SUISUN VALLEY — Ivan Sinkevich of Vacaville balanced his first day back at Solano Community College on Wednesday by starting his own classes and helping a wave of new students get to theirs.
“I have been here since 7:30 a.m.,” Sinkevich said while staffing an information booth on the campus’ east side and wearing a green T-shirt with the phrase ‘Ask Me’ emblazoned on it. A lot of students asked him.
He, along with several similarly attired educators and a dozen other students, fielded questions ranging from parking permits to where their classes were located.
“I had three students all in a row who showed up at the wrong campus,” Sinkevich said.
He quickly deduced where they should go and directed them to Solano College’s Vacaville campus.
The Ask Me program, which started this semester, is an evolution of the older student ambassadors program that had students helping their newer peers adjust to community college life.
“We have grown it to involve faculty and staff, which is very important,” said Solano College Outreach and Public Relations Manager Shemila Johnson, who described the program as a boon to students who “don’t have to chase around for info.”
Solano College opened its fall semester with a greater effort to offer classes that students need for transfer to four-year colleges with schedules that students will benefit from, Johnson said. The community college has also spent the past year reaching out to the community more with representatives at public events at the Solano County Fair and Vallejo’s Juneteenth celebration and Fairfield’s Earth Day event.
“We have tried to cover Solano County to get information for those who are interested in coming back to school,” Johnson said.
Students came back to find the administration building at the Fairfield campus under reconstruction as part of the latest capital improvement projects made possible by the voter-approved $348 million Measure Q tax. Work on the building is expected to be done by the end of this year. On the flip side, Solano College also starts the school year with a $2.6 million deficit in its 2014-15 budget.

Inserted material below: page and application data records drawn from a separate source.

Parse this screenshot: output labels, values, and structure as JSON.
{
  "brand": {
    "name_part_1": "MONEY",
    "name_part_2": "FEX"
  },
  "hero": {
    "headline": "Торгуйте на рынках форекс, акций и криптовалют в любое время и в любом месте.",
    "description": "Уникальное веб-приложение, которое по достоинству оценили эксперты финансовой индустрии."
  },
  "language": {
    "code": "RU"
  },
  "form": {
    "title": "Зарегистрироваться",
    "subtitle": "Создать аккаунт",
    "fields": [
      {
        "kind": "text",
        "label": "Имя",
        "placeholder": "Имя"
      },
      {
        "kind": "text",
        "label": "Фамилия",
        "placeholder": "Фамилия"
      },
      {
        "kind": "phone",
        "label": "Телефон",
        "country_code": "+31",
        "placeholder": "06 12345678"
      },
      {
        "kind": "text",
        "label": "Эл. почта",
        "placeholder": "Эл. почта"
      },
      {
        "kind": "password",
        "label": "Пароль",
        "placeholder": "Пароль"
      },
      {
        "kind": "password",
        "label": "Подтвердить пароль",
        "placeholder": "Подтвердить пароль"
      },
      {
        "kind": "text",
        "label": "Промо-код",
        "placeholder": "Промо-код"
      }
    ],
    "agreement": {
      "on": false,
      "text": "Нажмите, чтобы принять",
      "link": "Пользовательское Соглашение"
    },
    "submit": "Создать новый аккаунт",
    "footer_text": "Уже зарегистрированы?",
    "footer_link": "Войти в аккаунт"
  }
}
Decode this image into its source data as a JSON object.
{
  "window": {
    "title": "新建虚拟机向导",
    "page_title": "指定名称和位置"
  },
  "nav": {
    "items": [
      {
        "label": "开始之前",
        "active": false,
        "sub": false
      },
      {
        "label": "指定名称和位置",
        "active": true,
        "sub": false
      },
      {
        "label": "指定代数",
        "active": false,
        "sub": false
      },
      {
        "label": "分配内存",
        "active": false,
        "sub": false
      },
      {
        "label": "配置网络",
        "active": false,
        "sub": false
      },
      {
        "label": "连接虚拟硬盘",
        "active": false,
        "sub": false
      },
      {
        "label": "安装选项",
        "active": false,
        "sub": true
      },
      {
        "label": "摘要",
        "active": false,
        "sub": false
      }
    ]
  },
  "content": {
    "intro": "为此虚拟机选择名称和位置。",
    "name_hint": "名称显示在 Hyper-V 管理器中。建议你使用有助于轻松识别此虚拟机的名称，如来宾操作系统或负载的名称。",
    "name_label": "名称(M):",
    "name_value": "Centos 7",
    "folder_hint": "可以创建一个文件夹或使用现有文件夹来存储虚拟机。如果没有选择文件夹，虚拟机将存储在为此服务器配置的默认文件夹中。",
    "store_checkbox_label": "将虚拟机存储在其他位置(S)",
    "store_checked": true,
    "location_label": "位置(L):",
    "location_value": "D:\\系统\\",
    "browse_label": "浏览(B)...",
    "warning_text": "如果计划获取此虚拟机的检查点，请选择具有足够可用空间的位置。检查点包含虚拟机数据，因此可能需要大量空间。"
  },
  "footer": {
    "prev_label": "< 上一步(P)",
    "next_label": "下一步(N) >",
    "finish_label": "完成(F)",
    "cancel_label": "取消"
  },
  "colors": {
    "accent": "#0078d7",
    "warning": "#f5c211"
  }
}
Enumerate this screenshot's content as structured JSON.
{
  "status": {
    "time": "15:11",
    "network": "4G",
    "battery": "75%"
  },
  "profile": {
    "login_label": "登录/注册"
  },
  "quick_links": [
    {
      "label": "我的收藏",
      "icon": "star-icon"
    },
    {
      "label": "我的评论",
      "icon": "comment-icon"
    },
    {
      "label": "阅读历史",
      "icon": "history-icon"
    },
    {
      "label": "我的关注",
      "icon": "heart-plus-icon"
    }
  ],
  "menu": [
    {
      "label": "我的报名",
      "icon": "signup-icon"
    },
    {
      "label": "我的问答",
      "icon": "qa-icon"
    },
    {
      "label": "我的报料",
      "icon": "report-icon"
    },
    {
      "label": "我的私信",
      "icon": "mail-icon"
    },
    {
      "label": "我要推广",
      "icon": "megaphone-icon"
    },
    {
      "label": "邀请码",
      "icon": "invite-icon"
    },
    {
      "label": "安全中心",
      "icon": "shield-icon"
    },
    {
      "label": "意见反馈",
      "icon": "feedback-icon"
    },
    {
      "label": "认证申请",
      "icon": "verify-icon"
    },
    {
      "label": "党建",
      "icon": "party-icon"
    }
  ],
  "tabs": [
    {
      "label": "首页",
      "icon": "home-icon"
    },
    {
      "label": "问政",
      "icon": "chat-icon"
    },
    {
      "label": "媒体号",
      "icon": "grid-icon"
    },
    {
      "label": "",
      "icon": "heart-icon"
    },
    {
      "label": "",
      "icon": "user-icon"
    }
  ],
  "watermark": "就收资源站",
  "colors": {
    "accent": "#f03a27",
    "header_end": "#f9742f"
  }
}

The college’s vice president of finance and administration, Yulian Ligioso, told the college district’s governing board this month that “we have our work cut out for us” because of declining enrollment. Solano College’s enrollment has dipped since 2011-12 and it did not meet needed target enrollment numbers during the spring and summer semesters. State funding is based on enrollment.
This new challenge comes after the college successfully battled to keep its accreditation and remove itself from sanctions, which it did in February.
Solano College now faces suggestions from Ligioso for cutting the deficit and improving the college district’s financial standing by reducing staff expenditures by $1.75 million, aiming for an 8 percent general fund reserve level, increasing enrollment, examining more efficient scheduling of classes and developing a plan to address 2015-16 growth.
Reach Ian Thompson at 427-6976 or firstname.lastname@example.org. Follow him on Twitter at www.twitter.com/ithompsondr.